**Task to carry out**
Only the lines holding "invoice" are wanted here; copy each from the listing.

^^^^^^^^^^^^^^^^

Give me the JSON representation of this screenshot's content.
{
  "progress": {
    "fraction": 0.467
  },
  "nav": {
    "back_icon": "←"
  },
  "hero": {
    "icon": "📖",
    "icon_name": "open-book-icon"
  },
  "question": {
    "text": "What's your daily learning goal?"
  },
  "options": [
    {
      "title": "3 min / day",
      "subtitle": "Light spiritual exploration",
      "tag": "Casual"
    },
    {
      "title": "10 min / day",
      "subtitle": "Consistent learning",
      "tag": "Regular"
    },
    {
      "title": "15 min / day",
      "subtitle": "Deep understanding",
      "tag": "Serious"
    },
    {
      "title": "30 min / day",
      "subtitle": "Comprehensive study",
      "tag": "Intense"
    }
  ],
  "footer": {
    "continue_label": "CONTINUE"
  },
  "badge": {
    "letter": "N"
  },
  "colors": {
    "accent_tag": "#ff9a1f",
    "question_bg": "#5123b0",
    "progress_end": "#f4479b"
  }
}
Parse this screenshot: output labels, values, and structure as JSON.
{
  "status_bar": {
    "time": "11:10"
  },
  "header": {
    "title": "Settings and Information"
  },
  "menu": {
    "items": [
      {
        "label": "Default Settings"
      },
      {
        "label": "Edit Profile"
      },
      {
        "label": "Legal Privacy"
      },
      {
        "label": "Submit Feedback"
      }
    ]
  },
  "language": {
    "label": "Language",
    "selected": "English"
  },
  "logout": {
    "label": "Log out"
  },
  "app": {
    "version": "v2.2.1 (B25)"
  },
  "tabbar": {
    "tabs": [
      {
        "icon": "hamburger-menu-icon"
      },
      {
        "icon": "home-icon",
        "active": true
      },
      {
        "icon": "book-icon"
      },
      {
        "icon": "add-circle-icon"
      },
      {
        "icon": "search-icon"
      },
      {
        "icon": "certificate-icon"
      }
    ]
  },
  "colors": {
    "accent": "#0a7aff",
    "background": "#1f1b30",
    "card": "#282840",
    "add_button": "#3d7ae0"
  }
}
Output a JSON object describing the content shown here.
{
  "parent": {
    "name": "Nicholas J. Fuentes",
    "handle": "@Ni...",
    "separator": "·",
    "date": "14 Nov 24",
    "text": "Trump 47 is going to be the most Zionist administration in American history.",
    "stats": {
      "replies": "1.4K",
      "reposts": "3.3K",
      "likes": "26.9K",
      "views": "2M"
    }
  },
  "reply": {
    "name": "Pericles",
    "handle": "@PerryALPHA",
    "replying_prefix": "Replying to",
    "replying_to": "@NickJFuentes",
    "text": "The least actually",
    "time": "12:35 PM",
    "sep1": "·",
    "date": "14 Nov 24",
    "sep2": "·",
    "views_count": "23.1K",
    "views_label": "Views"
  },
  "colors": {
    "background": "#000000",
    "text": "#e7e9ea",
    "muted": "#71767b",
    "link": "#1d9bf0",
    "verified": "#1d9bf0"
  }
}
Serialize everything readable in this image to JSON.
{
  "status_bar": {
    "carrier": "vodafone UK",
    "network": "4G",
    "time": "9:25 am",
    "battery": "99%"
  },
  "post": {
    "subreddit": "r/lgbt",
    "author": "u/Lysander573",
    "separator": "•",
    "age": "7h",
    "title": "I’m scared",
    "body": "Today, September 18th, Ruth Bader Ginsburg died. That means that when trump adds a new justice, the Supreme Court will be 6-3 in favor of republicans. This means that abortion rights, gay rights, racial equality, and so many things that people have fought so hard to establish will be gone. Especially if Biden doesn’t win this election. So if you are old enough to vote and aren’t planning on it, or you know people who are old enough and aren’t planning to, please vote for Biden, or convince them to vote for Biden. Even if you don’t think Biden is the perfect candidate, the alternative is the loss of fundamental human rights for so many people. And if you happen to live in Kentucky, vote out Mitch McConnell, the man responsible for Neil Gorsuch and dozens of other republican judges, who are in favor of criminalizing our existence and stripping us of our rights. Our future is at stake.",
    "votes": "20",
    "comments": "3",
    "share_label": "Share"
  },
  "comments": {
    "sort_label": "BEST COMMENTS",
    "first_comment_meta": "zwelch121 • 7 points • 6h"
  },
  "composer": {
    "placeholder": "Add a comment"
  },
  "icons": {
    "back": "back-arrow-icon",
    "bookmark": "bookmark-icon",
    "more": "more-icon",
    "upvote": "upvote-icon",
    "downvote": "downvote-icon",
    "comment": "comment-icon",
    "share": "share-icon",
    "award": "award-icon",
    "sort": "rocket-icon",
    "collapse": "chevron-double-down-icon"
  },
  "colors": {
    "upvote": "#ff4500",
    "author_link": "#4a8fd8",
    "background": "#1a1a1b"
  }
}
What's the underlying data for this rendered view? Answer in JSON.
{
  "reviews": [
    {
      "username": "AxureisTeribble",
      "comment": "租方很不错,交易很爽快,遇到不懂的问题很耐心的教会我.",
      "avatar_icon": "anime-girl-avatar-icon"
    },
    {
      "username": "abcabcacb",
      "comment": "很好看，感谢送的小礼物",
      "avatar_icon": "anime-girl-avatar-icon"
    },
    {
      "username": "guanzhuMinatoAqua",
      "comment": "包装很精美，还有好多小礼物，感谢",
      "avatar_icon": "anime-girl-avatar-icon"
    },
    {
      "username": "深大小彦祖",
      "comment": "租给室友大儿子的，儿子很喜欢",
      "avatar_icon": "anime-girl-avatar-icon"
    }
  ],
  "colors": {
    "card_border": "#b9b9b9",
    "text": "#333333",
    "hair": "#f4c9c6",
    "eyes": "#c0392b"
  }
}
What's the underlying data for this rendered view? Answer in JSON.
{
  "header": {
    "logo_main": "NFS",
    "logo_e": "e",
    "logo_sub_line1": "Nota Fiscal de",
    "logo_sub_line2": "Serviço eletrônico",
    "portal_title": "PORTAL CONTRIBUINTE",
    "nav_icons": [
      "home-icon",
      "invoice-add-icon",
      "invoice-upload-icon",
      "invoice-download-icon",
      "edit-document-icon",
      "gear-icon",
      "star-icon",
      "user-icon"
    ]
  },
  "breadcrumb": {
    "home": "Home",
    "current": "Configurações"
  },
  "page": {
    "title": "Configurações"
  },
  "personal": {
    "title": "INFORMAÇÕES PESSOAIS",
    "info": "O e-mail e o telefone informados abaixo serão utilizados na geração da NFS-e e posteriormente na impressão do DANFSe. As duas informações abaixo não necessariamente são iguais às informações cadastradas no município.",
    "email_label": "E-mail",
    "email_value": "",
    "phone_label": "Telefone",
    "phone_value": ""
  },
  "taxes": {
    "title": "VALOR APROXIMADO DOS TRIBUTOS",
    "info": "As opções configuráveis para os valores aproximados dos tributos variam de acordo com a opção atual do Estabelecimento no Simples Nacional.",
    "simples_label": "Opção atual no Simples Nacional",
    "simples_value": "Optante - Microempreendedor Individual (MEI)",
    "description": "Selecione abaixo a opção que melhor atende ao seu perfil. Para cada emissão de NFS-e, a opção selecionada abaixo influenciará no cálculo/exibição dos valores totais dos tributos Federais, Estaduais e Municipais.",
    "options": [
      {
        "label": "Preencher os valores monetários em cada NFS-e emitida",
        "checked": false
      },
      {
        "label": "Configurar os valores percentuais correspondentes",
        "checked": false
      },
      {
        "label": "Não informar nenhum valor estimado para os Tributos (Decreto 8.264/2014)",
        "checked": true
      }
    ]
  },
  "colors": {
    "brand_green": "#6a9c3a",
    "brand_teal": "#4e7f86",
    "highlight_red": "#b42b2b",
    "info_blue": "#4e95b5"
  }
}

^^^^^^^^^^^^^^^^

**Answer space**
      "invoice-add-icon",
      "invoice-upload-icon",
      "invoice-download-icon",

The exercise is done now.